The best time to begin this discussion is determined by the patients age and other risk factors:
• At 50, for men at average risk with at least a 10-year life expectancy.
• At 45, for men at higher risk because they are African-American or have a first-degree relative (father or brother) diagnosed with prostate cancer before 65.
• At 40, for men at appreciably higher risk because multiple family members have been diagnosed with prostate cancer before 65.
Results published in 2009 from two randomized and controlled trials of prostate cancer screening played a major role in developing these guidelines. One study, a 17-year trial by the National Cancer Institute, found no evidence that screening reduced prostate cancer deaths at follow-up intervals of seven and 10 years.
A second study of European men indicated that screening reduced the rate of prostate cancer death by 20 percent. But for every life saved, 1,400 men need to be screened and 48 treated. Because of the large number of men exposed to treatment risks without improved outcomes, this trial also contributed to concerns about the value of screening.
To make an informed choice, men should start by considering the limits of screening and what they will do if their test results are positive. Neither the digital rectum exam nor the PSA test is completely reliable. For example, elevated PSA levels can be caused not only by prostate cancer but also by conditions such as an enlarged prostate (benign prostatic hyperplasia or BPH) and prostatitis, an inflammation or infection of the prostate. In contrast, even normal PSA levels do not guarantee that men are cancer free.
With screening, men may experience anxiety if the tests are positive. They also must decide if they will have a biopsy. While a biopsy can confirm the presence of cancer, it too has limits as a diagnostic tool. It can result in false negatives (if cancer cells are missed), and it does not indicate the aggressiveness of most detected cancers.

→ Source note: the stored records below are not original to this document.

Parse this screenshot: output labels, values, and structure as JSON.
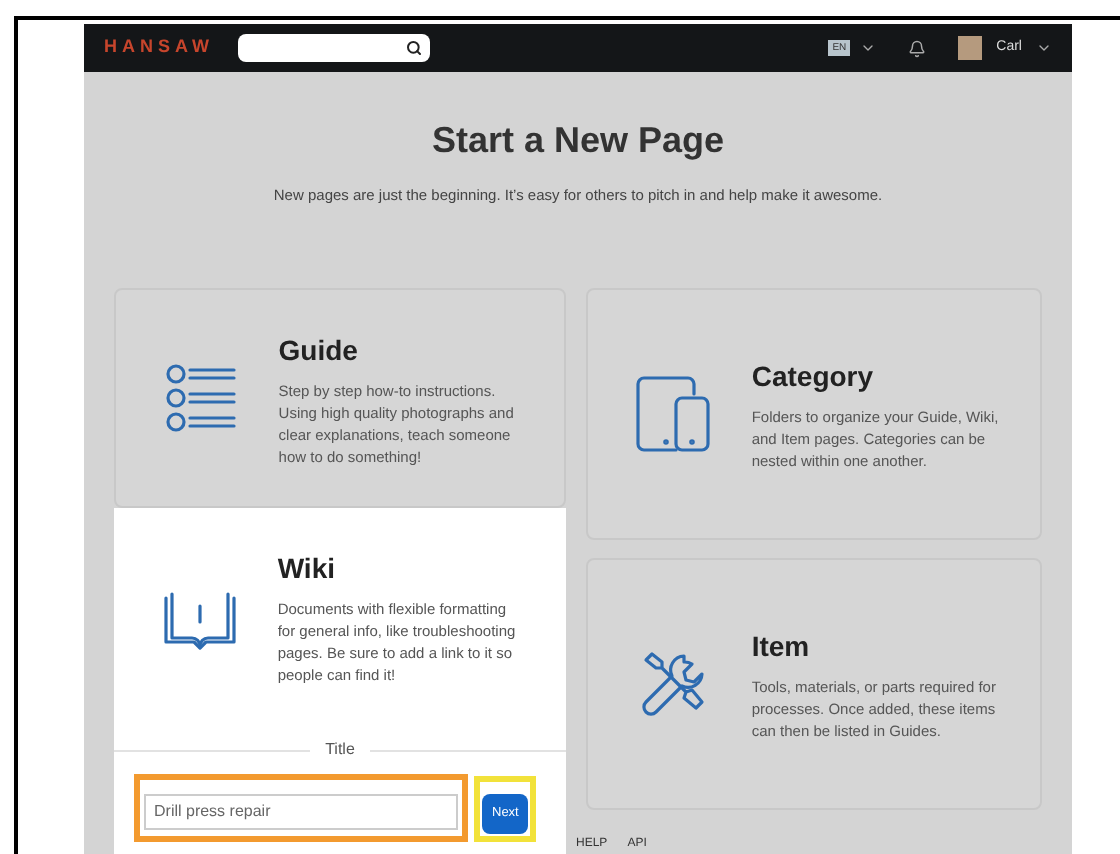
{
  "header": {
    "logo": "HANSAW",
    "language": "EN",
    "user": "Carl"
  },
  "page": {
    "title": "Start a New Page",
    "subtitle": "New pages are just the beginning. It’s easy for others to pitch in and help make it awesome."
  },
  "cards": [
    {
      "kind": "guide",
      "title": "Guide",
      "description": "Step by step how-to instructions. Using high quality photographs and clear explanations, teach someone how to do something!",
      "selected": false
    },
    {
      "kind": "category",
      "title": "Category",
      "description": "Folders to organize your Guide, Wiki, and Item pages. Categories can be nested within one another.",
      "selected": false
    },
    {
      "kind": "wiki",
      "title": "Wiki",
      "description": "Documents with flexible formatting for general info, like troubleshooting pages. Be sure to add a link to it so people can find it!",
      "selected": true,
      "form": {
        "label": "Title",
        "value": "Drill press repair",
        "button": "Next"
      }
    },
    {
      "kind": "item",
      "title": "Item",
      "description": "Tools, materials, or parts required for processes. Once added, these items can then be listed in Guides.",
      "selected": false
    }
  ],
  "footer": {
    "links": [
      "HELP",
      "API"
    ]
  }
}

If prostate cancer is found, the next decision is whether the benefits of treatment outweigh the risks. With slow-growing prostate cancers, men often will die from some other cause. In fact, the relative survival rate of men diagnosed with prostate cancer is 100 percent after five years, 91 percent after 10 years, and 76 percent after 15 years.
Treatment choices include surgery to remove the prostate (radical prostatectomy) and radiation therapy to kill the cancer cells. Both of these approaches may lead to serious and unpleasant side effects, such as impotence and incontinence, without necessarily resulting in a longer life.
Faced with these choices, some men will choose screening while others will wait. Even though the final decision is up to each patient, this discussion with a health-care professional is an important part of mens health. By learning about the disease, they can make informed choices now. Like their doctors, they can also watch for medical advances that will improve screening tools and treatments for prostate cancer in the future.
Edward Dy, M.D., is a board certified internal medicine doctor at the UW Medicine Neighborhood Clinic in Kent/Des Moines and a UW clinical assistant professor.